If you are doing "Agile" you should have a regular meeting with your team, to discuss improvements to how you do your jobs and how you perform. If you are doing Scrum this is called the Retrospective, but you can have a different Agile implementation and a different name. But that is the meeting to discuss all your work related objectives. Your manager should be one level above that and not really in on the intricate details of how your team does its job.
I said should. If that is not the case, you are not doing "Agile". There is no agility without inspection and adaption. I have no real advice for you if you don't do that, because your question loses all its context. It would be like asking "How to be a good driver? We race Formula 1, just not with engines in the cars". Even the most seasoned racecar driver would be like "uh, what? I don't even know where to start here...".
That said, what is the 1:1 about? What can and should you bring up?
Well, all the nitty gritty details of work have already been covered in your other meeting. The 1:1 with your manager is about problems you cannot solve in your team. Or have been "solved" in your team in a way that doesn't make you happy, but could be solved differently on a higher level.
What that would be is up for you to find out; we don't know your company or situation. Anything actionable, that your manager can fix or bring to attention of higher-ups to fix. Anything you need to personally improve outside of your team.
Two tips on what makes managers' (and by extension yours, too) days better:
Don't use your manager as a "power up" to counter team decisions. Your team is supposed to work and come to agreements on their own in an agile setting; if everyone that isn't happy with team decisions complains to the manager, that is not only non-constructive, but the manager will be frustrated, because they should not interfere with team decisions, so this is a lose/lose conversation for them.
Positive reinforcement. If your manager did something you liked, let them know. If you told them about a problem and they fixed it, let them know it's fixed to your satisfaction. If they hired someone you think is really good, let them know they made a good decision. Talk about positive things, too. It is really nice to hear about positive things in a day full of 1:1s as a manager.
You got 30 minutes. There is no need to fill those 30 minutes with something. If your topics cover 20 minutes, great. Done. Don't drag it on. Everybody likes a clean message and an additional break. It also underscores your sincerity once you have a topic that is important to you and takes the full 30 minutes.

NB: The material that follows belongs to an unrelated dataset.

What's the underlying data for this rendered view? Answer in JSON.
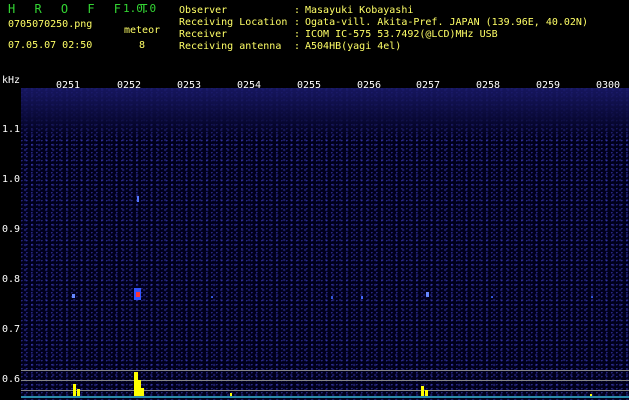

If you get noticed as the guy that mostly says something positive or solves their problems in the team, you will not only leave a positive impression, you also get more impact with the points you do have to make once in a while. On the other hand, if you use the 30 minutes to complain about stuff for 30 minutes, it will just be "same same" if you bring up a topic that is really important to you. Pick your battles.
You asked what "high performers" bring up in those meetings. Last time I had them, I considered myself a high performer in a team of mostly high performers. Other teams under the same manager were staffed differently. One thing I found positive about our team was that we found solutions to things that were work related. And we respected team decisions. So most of the time, I really had nothing to discuss. We solved issues in the team every two weeks and we had a Scrum Master that would bring anything to higher management we could not solve in our team alone. So there really weren't many issues for me personally that weren't already handled in a different path.
There were courses and certificates I wanted to take, and that came out of the manager's budget, not the team's. So we talked about that.
Then there were mandatory yearly trainings, where I suggested we could maybe take the test first and be spared from the 2 hour boring training, if we scored 100% anyway. So we talked about that.
We talked about my trainees a bit, but since the supervising authority for them was HR, it was just a rough outline to keep my manager informed.
I think that's it. Otherwise, it was a lot of "Hi, how are you, got anything new? No? Me neither. Nice to see you." You don't need to fill the 30 minutes.